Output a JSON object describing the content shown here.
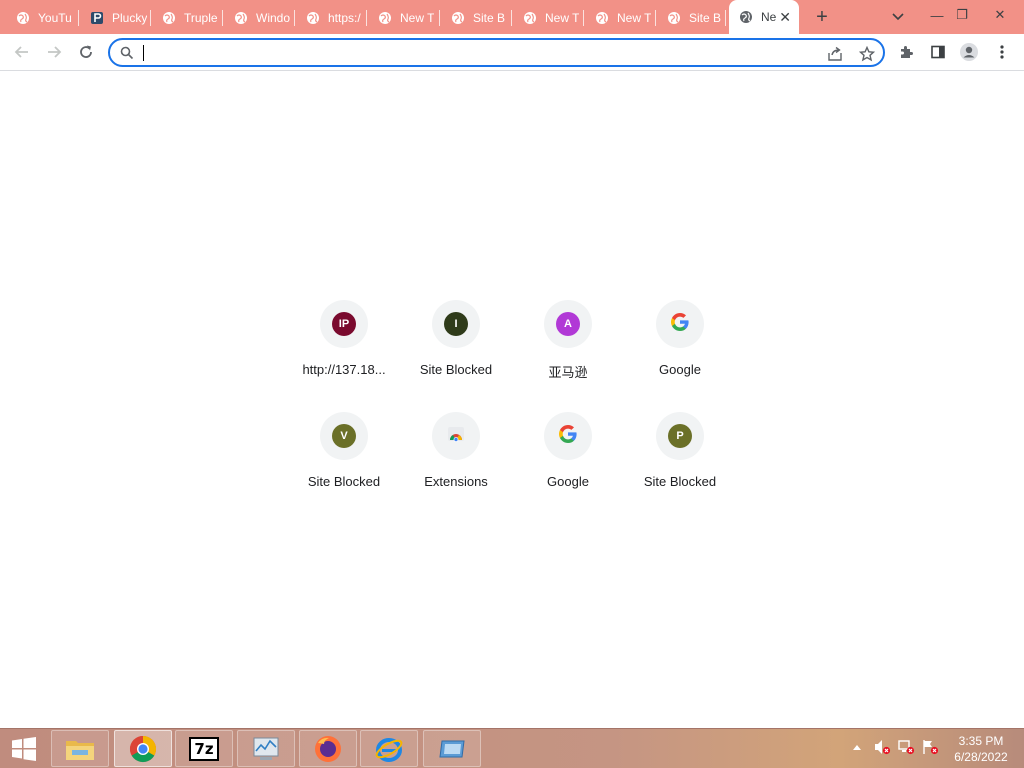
{
  "tabs": [
    {
      "title": "YouTu",
      "icon": "globe-icon"
    },
    {
      "title": "Plucky",
      "icon": "p-logo-icon"
    },
    {
      "title": "Truple",
      "icon": "globe-icon"
    },
    {
      "title": "Windo",
      "icon": "globe-icon"
    },
    {
      "title": "https:/",
      "icon": "globe-icon"
    },
    {
      "title": "New T",
      "icon": "globe-icon"
    },
    {
      "title": "Site B",
      "icon": "globe-icon"
    },
    {
      "title": "New T",
      "icon": "globe-icon"
    },
    {
      "title": "New T",
      "icon": "globe-icon"
    },
    {
      "title": "Site B",
      "icon": "globe-icon"
    }
  ],
  "active_tab": {
    "title": "Ne",
    "icon": "globe-icon",
    "close": "✕"
  },
  "new_tab_symbol": "+",
  "window": {
    "minimize": "—",
    "restore": "❐",
    "close": "✕"
  },
  "omnibox": {
    "value": "",
    "placeholder": ""
  },
  "shortcuts": [
    {
      "letter": "IP",
      "label": "http://137.18...",
      "color": "#7a0a2e",
      "type": "letter"
    },
    {
      "letter": "I",
      "label": "Site Blocked",
      "color": "#2f3b1a",
      "type": "letter"
    },
    {
      "letter": "A",
      "label": "亚马逊",
      "color": "#b139d6",
      "type": "letter"
    },
    {
      "letter": "",
      "label": "Google",
      "color": "",
      "type": "google"
    },
    {
      "letter": "V",
      "label": "Site Blocked",
      "color": "#6b7028",
      "type": "letter"
    },
    {
      "letter": "",
      "label": "Extensions",
      "color": "",
      "type": "extensions"
    },
    {
      "letter": "",
      "label": "Google",
      "color": "",
      "type": "google"
    },
    {
      "letter": "P",
      "label": "Site Blocked",
      "color": "#6b7028",
      "type": "letter"
    }
  ],
  "taskbar": {
    "apps": [
      "file-explorer-icon",
      "chrome-icon",
      "7zip-icon",
      "resource-monitor-icon",
      "firefox-icon",
      "internet-explorer-icon",
      "remote-desktop-icon"
    ],
    "seven_zip_label": "7z",
    "time": "3:35 PM",
    "date": "6/28/2022"
  },
  "colors": {
    "tabstrip": "#f29187",
    "omnibox_border": "#1a73e8"
  }
}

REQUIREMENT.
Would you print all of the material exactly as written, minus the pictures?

OUTPUT OF THE EXERCISE.
Output a JSON object describing the content shown here.
{
  "tabs": [
    {
      "title": "YouTu",
      "icon": "globe-icon"
    },
    {
      "title": "Plucky",
      "icon": "p-logo-icon"
    },
    {
      "title": "Truple",
      "icon": "globe-icon"
    },
    {
      "title": "Windo",
      "icon": "globe-icon"
    },
    {
      "title": "https:/",
      "icon": "globe-icon"
    },
    {
      "title": "New T",
      "icon": "globe-icon"
    },
    {
      "title": "Site B",
      "icon": "globe-icon"
    },
    {
      "title": "New T",
      "icon": "globe-icon"
    },
    {
      "title": "New T",
      "icon": "globe-icon"
    },
    {
      "title": "Site B",
      "icon": "globe-icon"
    }
  ],
  "active_tab": {
    "title": "Ne",
    "icon": "globe-icon",
    "close": "✕"
  },
  "new_tab_symbol": "+",
  "window": {
    "minimize": "—",
    "restore": "❐",
    "close": "✕"
  },
  "omnibox": {
    "value": "",
    "placeholder": ""
  },
  "shortcuts": [
    {
      "letter": "IP",
      "label": "http://137.18...",
      "color": "#7a0a2e",
      "type": "letter"
    },
    {
      "letter": "I",
      "label": "Site Blocked",
      "color": "#2f3b1a",
      "type": "letter"
    },
    {
      "letter": "A",
      "label": "亚马逊",
      "color": "#b139d6",
      "type": "letter"
    },
    {
      "letter": "",
      "label": "Google",
      "color": "",
      "type": "google"
    },
    {
      "letter": "V",
      "label": "Site Blocked",
      "color": "#6b7028",
      "type": "letter"
    },
    {
      "letter": "",
      "label": "Extensions",
      "color": "",
      "type": "extensions"
    },
    {
      "letter": "",
      "label": "Google",
      "color": "",
      "type": "google"
    },
    {
      "letter": "P",
      "label": "Site Blocked",
      "color": "#6b7028",
      "type": "letter"
    }
  ],
  "taskbar": {
    "apps": [
      "file-explorer-icon",
      "chrome-icon",
      "7zip-icon",
      "resource-monitor-icon",
      "firefox-icon",
      "internet-explorer-icon",
      "remote-desktop-icon"
    ],
    "seven_zip_label": "7z",
    "time": "3:35 PM",
    "date": "6/28/2022"
  },
  "colors": {
    "tabstrip": "#f29187",
    "omnibox_border": "#1a73e8"
  }
}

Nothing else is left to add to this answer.